> _INSTRUCTIONS TO FOLLOW_: Without the images, reproduce each line of the material exactly.

-------- LISTED ENTRIES --------

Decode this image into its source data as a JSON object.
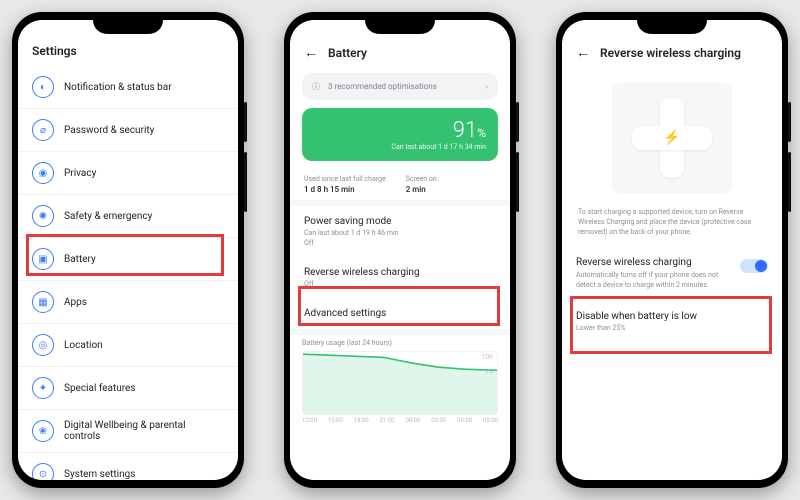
{
  "phone1": {
    "title": "Settings",
    "rows": [
      {
        "icon": "◐",
        "label": "Notification & status bar"
      },
      {
        "icon": "⌀",
        "label": "Password & security"
      },
      {
        "icon": "◉",
        "label": "Privacy"
      },
      {
        "icon": "✺",
        "label": "Safety & emergency"
      },
      {
        "icon": "▣",
        "label": "Battery"
      },
      {
        "icon": "▦",
        "label": "Apps"
      },
      {
        "icon": "◎",
        "label": "Location"
      },
      {
        "icon": "✦",
        "label": "Special features"
      },
      {
        "icon": "❀",
        "label": "Digital Wellbeing & parental controls"
      },
      {
        "icon": "⊙",
        "label": "System settings"
      }
    ]
  },
  "phone2": {
    "title": "Battery",
    "optimisations": "3 recommended optimisations",
    "battery_percent": "91",
    "percent_sign": "%",
    "battery_sub": "Can last about 1 d 17 h 34 min",
    "stat1_label": "Used since last full charge",
    "stat1_value": "1 d 8 h 15 min",
    "stat2_label": "Screen on",
    "stat2_value": "2 min",
    "psm_title": "Power saving mode",
    "psm_sub": "Can last about 1 d 19 h 46 min",
    "psm_state": "Off",
    "rwc_title": "Reverse wireless charging",
    "rwc_state": "Off",
    "adv": "Advanced settings",
    "chart_label": "Battery usage (last 24 hours)",
    "ticks": [
      "12:00",
      "15:00",
      "18:00",
      "21:00",
      "00:00",
      "03:00",
      "05:00",
      "08:00"
    ]
  },
  "phone3": {
    "title": "Reverse wireless charging",
    "desc": "To start charging a supported device, turn on Reverse Wireless Charging and place the device (protective case removed) on the back of your phone.",
    "rwc_title": "Reverse wireless charging",
    "rwc_sub": "Automatically turns off if your phone does not detect a device to charge within 2 minutes.",
    "disable_title": "Disable when battery is low",
    "disable_sub": "Lower than 25%"
  },
  "chart_data": {
    "type": "line",
    "title": "Battery usage (last 24 hours)",
    "xlabel": "",
    "ylabel": "%",
    "ylim": [
      0,
      100
    ],
    "x": [
      "12:00",
      "15:00",
      "18:00",
      "21:00",
      "00:00",
      "03:00",
      "05:00",
      "08:00"
    ],
    "values": [
      100,
      99,
      97,
      95,
      88,
      82,
      79,
      78
    ]
  }
}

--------

> _REPLY_:
Decode this image into its source data as a JSON object.
{
  "phone1": {
    "title": "Settings",
    "rows": [
      {
        "icon": "◐",
        "label": "Notification & status bar"
      },
      {
        "icon": "⌀",
        "label": "Password & security"
      },
      {
        "icon": "◉",
        "label": "Privacy"
      },
      {
        "icon": "✺",
        "label": "Safety & emergency"
      },
      {
        "icon": "▣",
        "label": "Battery"
      },
      {
        "icon": "▦",
        "label": "Apps"
      },
      {
        "icon": "◎",
        "label": "Location"
      },
      {
        "icon": "✦",
        "label": "Special features"
      },
      {
        "icon": "❀",
        "label": "Digital Wellbeing & parental controls"
      },
      {
        "icon": "⊙",
        "label": "System settings"
      }
    ]
  },
  "phone2": {
    "title": "Battery",
    "optimisations": "3 recommended optimisations",
    "battery_percent": "91",
    "percent_sign": "%",
    "battery_sub": "Can last about 1 d 17 h 34 min",
    "stat1_label": "Used since last full charge",
    "stat1_value": "1 d 8 h 15 min",
    "stat2_label": "Screen on",
    "stat2_value": "2 min",
    "psm_title": "Power saving mode",
    "psm_sub": "Can last about 1 d 19 h 46 min",
    "psm_state": "Off",
    "rwc_title": "Reverse wireless charging",
    "rwc_state": "Off",
    "adv": "Advanced settings",
    "chart_label": "Battery usage (last 24 hours)",
    "ticks": [
      "12:00",
      "15:00",
      "18:00",
      "21:00",
      "00:00",
      "03:00",
      "05:00",
      "08:00"
    ]
  },
  "phone3": {
    "title": "Reverse wireless charging",
    "desc": "To start charging a supported device, turn on Reverse Wireless Charging and place the device (protective case removed) on the back of your phone.",
    "rwc_title": "Reverse wireless charging",
    "rwc_sub": "Automatically turns off if your phone does not detect a device to charge within 2 minutes.",
    "disable_title": "Disable when battery is low",
    "disable_sub": "Lower than 25%"
  },
  "chart_data": {
    "type": "line",
    "title": "Battery usage (last 24 hours)",
    "xlabel": "",
    "ylabel": "%",
    "ylim": [
      0,
      100
    ],
    "x": [
      "12:00",
      "15:00",
      "18:00",
      "21:00",
      "00:00",
      "03:00",
      "05:00",
      "08:00"
    ],
    "values": [
      100,
      99,
      97,
      95,
      88,
      82,
      79,
      78
    ]
  }
}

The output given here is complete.